→ TASK DESCRIPTION:
Here is a block of records. Copy every one of them exactly.

**** ENTRIES SUPPLIED

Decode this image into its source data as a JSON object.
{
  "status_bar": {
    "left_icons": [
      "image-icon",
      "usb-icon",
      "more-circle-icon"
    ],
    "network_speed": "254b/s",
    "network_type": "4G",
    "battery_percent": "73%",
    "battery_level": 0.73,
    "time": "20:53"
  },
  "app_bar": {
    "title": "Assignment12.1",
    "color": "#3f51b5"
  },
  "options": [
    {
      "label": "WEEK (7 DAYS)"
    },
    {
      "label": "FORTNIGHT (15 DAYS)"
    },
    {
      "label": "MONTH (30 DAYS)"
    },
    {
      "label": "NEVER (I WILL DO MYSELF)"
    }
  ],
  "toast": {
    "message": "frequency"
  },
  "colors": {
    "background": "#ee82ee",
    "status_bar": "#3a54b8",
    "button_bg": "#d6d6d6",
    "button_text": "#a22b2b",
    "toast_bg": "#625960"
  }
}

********

→ EXPECTED ANSWER:
Decode this image into its source data as a JSON object.
{
  "status_bar": {
    "left_icons": [
      "image-icon",
      "usb-icon",
      "more-circle-icon"
    ],
    "network_speed": "254b/s",
    "network_type": "4G",
    "battery_percent": "73%",
    "battery_level": 0.73,
    "time": "20:53"
  },
  "app_bar": {
    "title": "Assignment12.1",
    "color": "#3f51b5"
  },
  "options": [
    {
      "label": "WEEK (7 DAYS)"
    },
    {
      "label": "FORTNIGHT (15 DAYS)"
    },
    {
      "label": "MONTH (30 DAYS)"
    },
    {
      "label": "NEVER (I WILL DO MYSELF)"
    }
  ],
  "toast": {
    "message": "frequency"
  },
  "colors": {
    "background": "#ee82ee",
    "status_bar": "#3a54b8",
    "button_bg": "#d6d6d6",
    "button_text": "#a22b2b",
    "toast_bg": "#625960"
  }
}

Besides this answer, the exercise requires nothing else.